The Brazilian is one of a record 53 international players in the league, some of whom speak little or no English. This year, teams drafted more foreign players (15) than ever.
And as the WNBA becomes more global, some franchises are finding themselves with a communication barrier none more so than the Shock.
The Shock has a league-high eight international players on its roster, five from non-English speaking countries. In one practice, you can hear Spanish, French, English, Russian and Portuguese.
When das Neves arrived in Detroit in 1999, she spoke Spanish and Portuguese. But other than "I love you," and a few choice phrases, she didn't know any English.
"It was very difficult, because everyone here speaks English, and I don't speak it very well," das Neves said. "(My teammates) were always joking with each other, and I couldn't understand. I just look, look, and I was sad because I wanted to understand."
And das Neves needed to understand.
Most foreign players rely on what coaches call "basketball English" to cross the language barrier, universal words like "offense" and "defense" that transcend the globe.
"When I say 'rebound,' when I say 'cut to the basket,' you know what I mean," said Phoenix Mercury coach Cynthia Cooper, a two-time WNBA MVP.
"It's more when you're trying to explain the particulars and specifics that something gets lost in the translation."
But it's those particulars das Neves needed to understand, and relate.
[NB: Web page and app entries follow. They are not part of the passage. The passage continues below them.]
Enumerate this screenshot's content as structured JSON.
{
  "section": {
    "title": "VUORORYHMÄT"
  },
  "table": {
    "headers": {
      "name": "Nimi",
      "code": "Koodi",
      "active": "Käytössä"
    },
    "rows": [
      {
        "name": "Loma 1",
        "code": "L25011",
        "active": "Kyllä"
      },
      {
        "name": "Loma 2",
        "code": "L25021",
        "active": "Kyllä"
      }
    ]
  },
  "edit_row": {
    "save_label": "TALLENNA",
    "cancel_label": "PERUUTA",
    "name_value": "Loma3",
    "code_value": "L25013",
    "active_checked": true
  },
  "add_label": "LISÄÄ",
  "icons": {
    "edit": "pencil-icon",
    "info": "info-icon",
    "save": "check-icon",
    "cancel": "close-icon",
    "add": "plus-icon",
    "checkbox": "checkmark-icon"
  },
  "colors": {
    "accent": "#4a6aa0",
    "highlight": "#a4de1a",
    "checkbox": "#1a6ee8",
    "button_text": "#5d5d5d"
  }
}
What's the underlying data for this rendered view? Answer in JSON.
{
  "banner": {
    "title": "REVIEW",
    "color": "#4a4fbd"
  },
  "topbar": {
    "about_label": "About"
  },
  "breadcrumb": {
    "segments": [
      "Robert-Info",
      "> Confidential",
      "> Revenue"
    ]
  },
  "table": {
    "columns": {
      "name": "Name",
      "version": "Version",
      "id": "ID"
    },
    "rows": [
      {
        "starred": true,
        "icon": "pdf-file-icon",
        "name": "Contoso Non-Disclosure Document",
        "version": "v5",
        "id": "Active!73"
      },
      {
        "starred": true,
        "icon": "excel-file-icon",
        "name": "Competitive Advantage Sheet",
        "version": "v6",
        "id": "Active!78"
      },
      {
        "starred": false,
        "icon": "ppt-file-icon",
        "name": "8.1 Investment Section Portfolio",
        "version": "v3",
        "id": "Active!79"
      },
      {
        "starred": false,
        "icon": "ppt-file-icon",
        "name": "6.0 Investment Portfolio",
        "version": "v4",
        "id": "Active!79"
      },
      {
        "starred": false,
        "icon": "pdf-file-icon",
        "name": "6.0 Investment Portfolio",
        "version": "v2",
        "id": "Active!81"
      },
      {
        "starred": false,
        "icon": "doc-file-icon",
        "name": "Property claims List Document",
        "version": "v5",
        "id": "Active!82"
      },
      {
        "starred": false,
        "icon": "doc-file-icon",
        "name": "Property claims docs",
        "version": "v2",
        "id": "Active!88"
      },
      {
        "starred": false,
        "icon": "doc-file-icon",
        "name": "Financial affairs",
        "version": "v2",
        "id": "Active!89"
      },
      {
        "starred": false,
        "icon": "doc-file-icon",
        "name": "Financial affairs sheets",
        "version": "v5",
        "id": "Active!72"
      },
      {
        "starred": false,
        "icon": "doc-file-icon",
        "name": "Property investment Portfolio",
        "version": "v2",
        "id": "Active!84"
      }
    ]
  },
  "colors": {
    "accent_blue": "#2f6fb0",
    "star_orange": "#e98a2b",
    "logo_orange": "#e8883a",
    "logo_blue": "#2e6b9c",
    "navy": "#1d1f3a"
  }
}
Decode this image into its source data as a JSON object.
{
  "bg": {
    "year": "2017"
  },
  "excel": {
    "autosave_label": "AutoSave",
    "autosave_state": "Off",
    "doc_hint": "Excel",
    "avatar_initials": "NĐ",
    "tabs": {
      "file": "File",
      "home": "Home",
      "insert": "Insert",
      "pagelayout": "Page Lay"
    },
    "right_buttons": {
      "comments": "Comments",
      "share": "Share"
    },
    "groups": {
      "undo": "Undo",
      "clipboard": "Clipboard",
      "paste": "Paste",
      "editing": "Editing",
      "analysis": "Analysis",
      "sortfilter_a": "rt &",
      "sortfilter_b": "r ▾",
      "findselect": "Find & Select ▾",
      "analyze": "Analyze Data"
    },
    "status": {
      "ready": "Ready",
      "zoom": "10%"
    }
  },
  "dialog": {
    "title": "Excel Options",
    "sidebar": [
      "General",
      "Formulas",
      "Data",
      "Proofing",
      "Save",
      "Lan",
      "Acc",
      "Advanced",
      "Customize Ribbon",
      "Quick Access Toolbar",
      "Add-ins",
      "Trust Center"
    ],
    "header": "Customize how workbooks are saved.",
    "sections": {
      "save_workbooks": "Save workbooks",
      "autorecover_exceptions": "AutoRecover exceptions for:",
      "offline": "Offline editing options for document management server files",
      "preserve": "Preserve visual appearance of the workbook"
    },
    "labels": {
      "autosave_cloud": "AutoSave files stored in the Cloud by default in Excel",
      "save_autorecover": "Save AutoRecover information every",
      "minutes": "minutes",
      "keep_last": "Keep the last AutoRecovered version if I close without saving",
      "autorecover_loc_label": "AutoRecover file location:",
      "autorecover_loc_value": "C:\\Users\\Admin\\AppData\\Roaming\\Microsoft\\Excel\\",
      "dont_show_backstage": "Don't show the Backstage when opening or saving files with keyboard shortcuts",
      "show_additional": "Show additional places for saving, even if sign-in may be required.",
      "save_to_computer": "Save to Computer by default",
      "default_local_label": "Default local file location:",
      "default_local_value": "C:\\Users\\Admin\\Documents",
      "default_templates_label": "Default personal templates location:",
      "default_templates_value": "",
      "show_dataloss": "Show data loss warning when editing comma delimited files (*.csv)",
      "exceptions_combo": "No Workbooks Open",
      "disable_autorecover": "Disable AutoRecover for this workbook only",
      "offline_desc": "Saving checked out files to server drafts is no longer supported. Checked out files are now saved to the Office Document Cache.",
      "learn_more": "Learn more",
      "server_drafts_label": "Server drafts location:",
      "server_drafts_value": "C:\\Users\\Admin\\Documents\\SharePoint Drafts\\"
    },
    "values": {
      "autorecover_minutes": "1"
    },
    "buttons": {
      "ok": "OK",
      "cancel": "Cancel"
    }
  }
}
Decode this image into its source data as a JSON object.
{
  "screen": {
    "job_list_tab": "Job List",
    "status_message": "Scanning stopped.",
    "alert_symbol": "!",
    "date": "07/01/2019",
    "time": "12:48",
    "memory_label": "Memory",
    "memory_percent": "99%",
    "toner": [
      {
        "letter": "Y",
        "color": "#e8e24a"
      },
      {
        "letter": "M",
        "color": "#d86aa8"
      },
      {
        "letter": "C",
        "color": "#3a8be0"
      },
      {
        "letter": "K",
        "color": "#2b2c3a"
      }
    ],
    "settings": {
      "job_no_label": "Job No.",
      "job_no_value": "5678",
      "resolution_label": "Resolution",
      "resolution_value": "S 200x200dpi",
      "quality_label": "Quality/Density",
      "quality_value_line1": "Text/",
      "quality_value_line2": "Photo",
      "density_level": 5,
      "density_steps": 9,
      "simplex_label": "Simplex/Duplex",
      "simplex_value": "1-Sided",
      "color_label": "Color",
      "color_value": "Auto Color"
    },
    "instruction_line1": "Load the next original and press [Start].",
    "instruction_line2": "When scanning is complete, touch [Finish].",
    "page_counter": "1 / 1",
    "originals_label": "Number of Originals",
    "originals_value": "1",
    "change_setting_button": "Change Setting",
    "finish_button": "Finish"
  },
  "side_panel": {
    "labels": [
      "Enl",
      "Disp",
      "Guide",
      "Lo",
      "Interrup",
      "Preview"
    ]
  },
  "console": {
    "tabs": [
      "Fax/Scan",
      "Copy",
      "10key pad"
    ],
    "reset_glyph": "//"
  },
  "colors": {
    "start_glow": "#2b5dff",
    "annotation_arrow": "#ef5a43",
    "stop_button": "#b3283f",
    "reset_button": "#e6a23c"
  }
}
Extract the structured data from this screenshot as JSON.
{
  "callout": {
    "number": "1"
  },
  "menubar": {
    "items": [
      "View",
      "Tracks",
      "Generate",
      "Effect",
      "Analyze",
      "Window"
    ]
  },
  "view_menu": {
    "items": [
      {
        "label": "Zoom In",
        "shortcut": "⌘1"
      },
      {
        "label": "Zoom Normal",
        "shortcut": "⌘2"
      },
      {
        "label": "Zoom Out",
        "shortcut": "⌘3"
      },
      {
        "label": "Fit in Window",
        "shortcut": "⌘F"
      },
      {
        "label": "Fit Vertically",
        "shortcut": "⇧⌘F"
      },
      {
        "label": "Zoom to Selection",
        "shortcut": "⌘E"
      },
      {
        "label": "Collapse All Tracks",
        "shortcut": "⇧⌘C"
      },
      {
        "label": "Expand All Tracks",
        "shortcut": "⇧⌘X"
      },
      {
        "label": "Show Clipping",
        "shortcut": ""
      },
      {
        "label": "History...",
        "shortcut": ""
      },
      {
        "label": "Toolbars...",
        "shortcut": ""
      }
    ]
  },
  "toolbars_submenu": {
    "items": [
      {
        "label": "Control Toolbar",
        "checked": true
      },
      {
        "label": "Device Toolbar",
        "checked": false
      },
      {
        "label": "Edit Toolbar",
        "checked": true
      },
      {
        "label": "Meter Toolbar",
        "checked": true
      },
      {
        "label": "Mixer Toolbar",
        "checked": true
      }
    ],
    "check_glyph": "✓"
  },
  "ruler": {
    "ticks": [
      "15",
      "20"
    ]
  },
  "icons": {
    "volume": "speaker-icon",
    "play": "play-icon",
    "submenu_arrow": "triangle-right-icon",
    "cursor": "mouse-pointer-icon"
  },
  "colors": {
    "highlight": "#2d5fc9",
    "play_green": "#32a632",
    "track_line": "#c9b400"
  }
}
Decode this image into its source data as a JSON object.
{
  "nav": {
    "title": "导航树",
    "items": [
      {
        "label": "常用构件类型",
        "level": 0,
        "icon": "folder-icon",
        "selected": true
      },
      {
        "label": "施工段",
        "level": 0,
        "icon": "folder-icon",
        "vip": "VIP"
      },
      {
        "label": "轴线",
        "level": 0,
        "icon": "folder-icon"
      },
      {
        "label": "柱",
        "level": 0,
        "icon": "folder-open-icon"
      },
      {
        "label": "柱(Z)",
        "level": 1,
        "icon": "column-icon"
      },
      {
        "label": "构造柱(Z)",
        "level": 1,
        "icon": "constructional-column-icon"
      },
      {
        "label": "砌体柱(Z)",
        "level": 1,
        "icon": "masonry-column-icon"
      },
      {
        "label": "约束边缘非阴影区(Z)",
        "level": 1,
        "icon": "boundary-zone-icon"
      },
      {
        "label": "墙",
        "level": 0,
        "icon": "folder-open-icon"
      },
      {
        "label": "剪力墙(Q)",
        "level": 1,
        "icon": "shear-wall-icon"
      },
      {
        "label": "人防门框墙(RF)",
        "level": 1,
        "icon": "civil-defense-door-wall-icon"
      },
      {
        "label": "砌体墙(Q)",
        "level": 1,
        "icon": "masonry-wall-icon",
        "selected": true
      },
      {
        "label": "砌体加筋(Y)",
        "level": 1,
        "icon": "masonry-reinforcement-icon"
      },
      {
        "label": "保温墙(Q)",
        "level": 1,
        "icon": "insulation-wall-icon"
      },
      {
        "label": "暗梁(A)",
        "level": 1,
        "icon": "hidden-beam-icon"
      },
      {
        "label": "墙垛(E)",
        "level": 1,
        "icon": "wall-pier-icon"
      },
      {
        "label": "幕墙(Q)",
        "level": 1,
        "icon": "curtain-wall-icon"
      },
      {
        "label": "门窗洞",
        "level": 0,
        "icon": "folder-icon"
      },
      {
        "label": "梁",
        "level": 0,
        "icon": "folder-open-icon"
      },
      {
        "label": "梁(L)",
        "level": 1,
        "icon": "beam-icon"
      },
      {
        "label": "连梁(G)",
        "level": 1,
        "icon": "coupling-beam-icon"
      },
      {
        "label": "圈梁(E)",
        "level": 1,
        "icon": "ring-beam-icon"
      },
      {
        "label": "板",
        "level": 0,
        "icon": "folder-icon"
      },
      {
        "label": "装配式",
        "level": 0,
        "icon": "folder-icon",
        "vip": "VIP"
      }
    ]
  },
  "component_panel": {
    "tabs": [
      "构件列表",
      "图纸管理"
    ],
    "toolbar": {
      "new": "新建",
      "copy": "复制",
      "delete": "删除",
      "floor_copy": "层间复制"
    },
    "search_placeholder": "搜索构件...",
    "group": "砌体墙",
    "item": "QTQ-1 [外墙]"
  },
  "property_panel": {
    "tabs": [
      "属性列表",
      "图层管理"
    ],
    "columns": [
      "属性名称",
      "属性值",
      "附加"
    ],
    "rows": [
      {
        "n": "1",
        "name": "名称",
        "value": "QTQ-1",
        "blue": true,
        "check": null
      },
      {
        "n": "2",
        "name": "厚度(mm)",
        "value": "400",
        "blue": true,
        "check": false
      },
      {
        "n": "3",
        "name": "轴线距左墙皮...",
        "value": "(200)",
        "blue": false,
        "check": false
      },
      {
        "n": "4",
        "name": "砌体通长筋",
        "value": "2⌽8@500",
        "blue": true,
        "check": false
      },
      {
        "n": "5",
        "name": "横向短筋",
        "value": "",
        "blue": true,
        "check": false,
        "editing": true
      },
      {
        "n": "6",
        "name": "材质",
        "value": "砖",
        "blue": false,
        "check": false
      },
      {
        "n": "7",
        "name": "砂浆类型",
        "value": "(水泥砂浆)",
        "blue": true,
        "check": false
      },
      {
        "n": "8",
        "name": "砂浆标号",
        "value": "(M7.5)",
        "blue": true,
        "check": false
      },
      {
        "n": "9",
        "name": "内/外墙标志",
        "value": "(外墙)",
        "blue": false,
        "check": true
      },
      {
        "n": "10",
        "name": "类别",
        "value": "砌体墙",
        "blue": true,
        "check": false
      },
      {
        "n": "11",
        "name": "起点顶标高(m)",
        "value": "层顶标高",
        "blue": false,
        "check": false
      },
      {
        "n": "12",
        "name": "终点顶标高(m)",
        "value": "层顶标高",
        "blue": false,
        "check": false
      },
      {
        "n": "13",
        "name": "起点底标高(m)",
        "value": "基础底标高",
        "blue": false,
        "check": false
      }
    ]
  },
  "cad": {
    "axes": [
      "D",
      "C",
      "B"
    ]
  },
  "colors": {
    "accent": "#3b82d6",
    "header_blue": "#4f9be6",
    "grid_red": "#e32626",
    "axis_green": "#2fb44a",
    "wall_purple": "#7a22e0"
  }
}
As the Shock's primary point guard, she directed the offense, which was exponentially harder with her limited English.
To help alleviate that, coaches substituted hand signals for verbal commands. But practices began resembling mime contests. Grand prize went to whoever gesticulated the most.
The solution? Learn English, and learn it quickly, which is exactly what das Neves did.
You can see Williams going over a play in English.
You can see das Neves translating to rookie Kelly Santos in Portuguese.
You can see Elena Tornikidou join the conversation in Russian and add a little Spanish before turning to Oksana Zakaluzhnaya and speaking Russian.
And finally, you can see center Astou Ndiaye-Diatta speak to everyone. Ndiaye-Diatta, from Senegal, is fluent in five languages.
As for the rest of the league?
Brown said she thinks most foreigners either know English or learn the language when they come to America.